→ DESCRIPTION OF THE TASK
Please give the records below back in full, exactly as shown.
*** Opening of GIVEN RECORDS ***
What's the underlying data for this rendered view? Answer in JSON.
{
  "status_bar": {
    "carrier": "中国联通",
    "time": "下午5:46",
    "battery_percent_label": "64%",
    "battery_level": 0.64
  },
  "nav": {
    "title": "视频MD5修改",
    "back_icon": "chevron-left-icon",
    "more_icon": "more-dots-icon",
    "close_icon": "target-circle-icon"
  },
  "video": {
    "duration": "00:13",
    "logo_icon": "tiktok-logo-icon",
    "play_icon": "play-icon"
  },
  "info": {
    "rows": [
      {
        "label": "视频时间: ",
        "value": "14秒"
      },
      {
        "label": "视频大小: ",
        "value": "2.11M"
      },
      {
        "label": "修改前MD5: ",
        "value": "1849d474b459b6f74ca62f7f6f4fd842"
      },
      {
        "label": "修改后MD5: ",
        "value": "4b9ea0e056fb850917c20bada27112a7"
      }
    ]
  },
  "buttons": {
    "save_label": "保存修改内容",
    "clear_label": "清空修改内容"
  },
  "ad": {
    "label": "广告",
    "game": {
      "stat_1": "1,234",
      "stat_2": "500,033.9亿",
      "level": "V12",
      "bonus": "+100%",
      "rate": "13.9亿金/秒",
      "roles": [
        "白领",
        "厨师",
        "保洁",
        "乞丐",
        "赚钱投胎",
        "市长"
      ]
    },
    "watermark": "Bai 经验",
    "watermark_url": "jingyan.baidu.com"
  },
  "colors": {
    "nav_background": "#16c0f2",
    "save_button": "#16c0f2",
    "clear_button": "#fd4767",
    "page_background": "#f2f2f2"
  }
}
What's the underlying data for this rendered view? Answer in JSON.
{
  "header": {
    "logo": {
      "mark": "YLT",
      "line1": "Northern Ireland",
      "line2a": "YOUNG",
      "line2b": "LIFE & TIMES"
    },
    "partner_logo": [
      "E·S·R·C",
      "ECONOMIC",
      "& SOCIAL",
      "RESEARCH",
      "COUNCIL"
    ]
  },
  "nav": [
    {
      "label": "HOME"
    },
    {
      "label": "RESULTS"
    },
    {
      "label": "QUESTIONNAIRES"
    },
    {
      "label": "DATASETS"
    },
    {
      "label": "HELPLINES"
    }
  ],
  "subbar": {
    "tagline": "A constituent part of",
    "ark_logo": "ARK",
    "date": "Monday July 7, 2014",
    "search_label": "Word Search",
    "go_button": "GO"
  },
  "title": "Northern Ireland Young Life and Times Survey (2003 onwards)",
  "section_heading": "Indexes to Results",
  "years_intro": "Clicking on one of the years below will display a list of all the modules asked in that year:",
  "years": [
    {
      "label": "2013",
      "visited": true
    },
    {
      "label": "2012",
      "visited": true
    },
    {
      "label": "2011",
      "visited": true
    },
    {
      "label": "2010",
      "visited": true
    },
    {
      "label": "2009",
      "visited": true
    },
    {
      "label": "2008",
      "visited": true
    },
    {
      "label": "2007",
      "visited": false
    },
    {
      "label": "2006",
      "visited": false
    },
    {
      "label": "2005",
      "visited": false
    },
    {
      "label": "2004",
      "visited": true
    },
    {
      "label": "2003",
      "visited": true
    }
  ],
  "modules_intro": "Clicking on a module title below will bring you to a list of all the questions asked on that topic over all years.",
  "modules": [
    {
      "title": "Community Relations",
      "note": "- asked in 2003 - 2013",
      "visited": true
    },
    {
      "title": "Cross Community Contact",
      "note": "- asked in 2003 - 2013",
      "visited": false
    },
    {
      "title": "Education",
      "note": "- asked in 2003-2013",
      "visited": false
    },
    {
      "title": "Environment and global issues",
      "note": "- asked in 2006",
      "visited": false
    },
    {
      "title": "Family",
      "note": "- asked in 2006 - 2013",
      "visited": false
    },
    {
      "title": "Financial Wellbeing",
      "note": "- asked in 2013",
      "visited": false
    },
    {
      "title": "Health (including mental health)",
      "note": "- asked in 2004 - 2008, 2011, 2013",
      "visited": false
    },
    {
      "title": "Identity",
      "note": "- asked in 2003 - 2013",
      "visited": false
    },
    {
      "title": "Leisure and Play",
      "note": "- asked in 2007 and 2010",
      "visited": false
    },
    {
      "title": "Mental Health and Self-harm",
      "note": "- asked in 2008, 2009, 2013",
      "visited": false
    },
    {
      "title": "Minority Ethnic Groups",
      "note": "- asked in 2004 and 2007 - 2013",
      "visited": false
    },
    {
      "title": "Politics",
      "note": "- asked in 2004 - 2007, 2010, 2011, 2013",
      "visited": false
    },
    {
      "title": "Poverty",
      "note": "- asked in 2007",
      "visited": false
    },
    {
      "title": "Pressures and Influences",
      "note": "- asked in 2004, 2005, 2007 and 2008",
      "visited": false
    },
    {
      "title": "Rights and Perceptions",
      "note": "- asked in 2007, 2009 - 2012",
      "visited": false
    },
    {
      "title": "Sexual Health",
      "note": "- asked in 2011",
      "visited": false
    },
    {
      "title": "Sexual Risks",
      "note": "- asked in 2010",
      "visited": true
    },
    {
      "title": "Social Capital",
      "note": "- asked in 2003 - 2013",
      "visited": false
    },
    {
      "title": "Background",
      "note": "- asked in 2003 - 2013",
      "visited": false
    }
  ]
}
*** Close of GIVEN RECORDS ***
→ RESULT
What's the underlying data for this rendered view? Answer in JSON.
{
  "status_bar": {
    "carrier": "中国联通",
    "time": "下午5:46",
    "battery_percent_label": "64%",
    "battery_level": 0.64
  },
  "nav": {
    "title": "视频MD5修改",
    "back_icon": "chevron-left-icon",
    "more_icon": "more-dots-icon",
    "close_icon": "target-circle-icon"
  },
  "video": {
    "duration": "00:13",
    "logo_icon": "tiktok-logo-icon",
    "play_icon": "play-icon"
  },
  "info": {
    "rows": [
      {
        "label": "视频时间: ",
        "value": "14秒"
      },
      {
        "label": "视频大小: ",
        "value": "2.11M"
      },
      {
        "label": "修改前MD5: ",
        "value": "1849d474b459b6f74ca62f7f6f4fd842"
      },
      {
        "label": "修改后MD5: ",
        "value": "4b9ea0e056fb850917c20bada27112a7"
      }
    ]
  },
  "buttons": {
    "save_label": "保存修改内容",
    "clear_label": "清空修改内容"
  },
  "ad": {
    "label": "广告",
    "game": {
      "stat_1": "1,234",
      "stat_2": "500,033.9亿",
      "level": "V12",
      "bonus": "+100%",
      "rate": "13.9亿金/秒",
      "roles": [
        "白领",
        "厨师",
        "保洁",
        "乞丐",
        "赚钱投胎",
        "市长"
      ]
    },
    "watermark": "Bai 经验",
    "watermark_url": "jingyan.baidu.com"
  },
  "colors": {
    "nav_background": "#16c0f2",
    "save_button": "#16c0f2",
    "clear_button": "#fd4767",
    "page_background": "#f2f2f2"
  }
}
What's the underlying data for this rendered view? Answer in JSON.
{
  "header": {
    "logo": {
      "mark": "YLT",
      "line1": "Northern Ireland",
      "line2a": "YOUNG",
      "line2b": "LIFE & TIMES"
    },
    "partner_logo": [
      "E·S·R·C",
      "ECONOMIC",
      "& SOCIAL",
      "RESEARCH",
      "COUNCIL"
    ]
  },
  "nav": [
    {
      "label": "HOME"
    },
    {
      "label": "RESULTS"
    },
    {
      "label": "QUESTIONNAIRES"
    },
    {
      "label": "DATASETS"
    },
    {
      "label": "HELPLINES"
    }
  ],
  "subbar": {
    "tagline": "A constituent part of",
    "ark_logo": "ARK",
    "date": "Monday July 7, 2014",
    "search_label": "Word Search",
    "go_button": "GO"
  },
  "title": "Northern Ireland Young Life and Times Survey (2003 onwards)",
  "section_heading": "Indexes to Results",
  "years_intro": "Clicking on one of the years below will display a list of all the modules asked in that year:",
  "years": [
    {
      "label": "2013",
      "visited": true
    },
    {
      "label": "2012",
      "visited": true
    },
    {
      "label": "2011",
      "visited": true
    },
    {
      "label": "2010",
      "visited": true
    },
    {
      "label": "2009",
      "visited": true
    },
    {
      "label": "2008",
      "visited": true
    },
    {
      "label": "2007",
      "visited": false
    },
    {
      "label": "2006",
      "visited": false
    },
    {
      "label": "2005",
      "visited": false
    },
    {
      "label": "2004",
      "visited": true
    },
    {
      "label": "2003",
      "visited": true
    }
  ],
  "modules_intro": "Clicking on a module title below will bring you to a list of all the questions asked on that topic over all years.",
  "modules": [
    {
      "title": "Community Relations",
      "note": "- asked in 2003 - 2013",
      "visited": true
    },
    {
      "title": "Cross Community Contact",
      "note": "- asked in 2003 - 2013",
      "visited": false
    },
    {
      "title": "Education",
      "note": "- asked in 2003-2013",
      "visited": false
    },
    {
      "title": "Environment and global issues",
      "note": "- asked in 2006",
      "visited": false
    },
    {
      "title": "Family",
      "note": "- asked in 2006 - 2013",
      "visited": false
    },
    {
      "title": "Financial Wellbeing",
      "note": "- asked in 2013",
      "visited": false
    },
    {
      "title": "Health (including mental health)",
      "note": "- asked in 2004 - 2008, 2011, 2013",
      "visited": false
    },
    {
      "title": "Identity",
      "note": "- asked in 2003 - 2013",
      "visited": false
    },
    {
      "title": "Leisure and Play",
      "note": "- asked in 2007 and 2010",
      "visited": false
    },
    {
      "title": "Mental Health and Self-harm",
      "note": "- asked in 2008, 2009, 2013",
      "visited": false
    },
    {
      "title": "Minority Ethnic Groups",
      "note": "- asked in 2004 and 2007 - 2013",
      "visited": false
    },
    {
      "title": "Politics",
      "note": "- asked in 2004 - 2007, 2010, 2011, 2013",
      "visited": false
    },
    {
      "title": "Poverty",
      "note": "- asked in 2007",
      "visited": false
    },
    {
      "title": "Pressures and Influences",
      "note": "- asked in 2004, 2005, 2007 and 2008",
      "visited": false
    },
    {
      "title": "Rights and Perceptions",
      "note": "- asked in 2007, 2009 - 2012",
      "visited": false
    },
    {
      "title": "Sexual Health",
      "note": "- asked in 2011",
      "visited": false
    },
    {
      "title": "Sexual Risks",
      "note": "- asked in 2010",
      "visited": true
    },
    {
      "title": "Social Capital",
      "note": "- asked in 2003 - 2013",
      "visited": false
    },
    {
      "title": "Background",
      "note": "- asked in 2003 - 2013",
      "visited": false
    }
  ]
}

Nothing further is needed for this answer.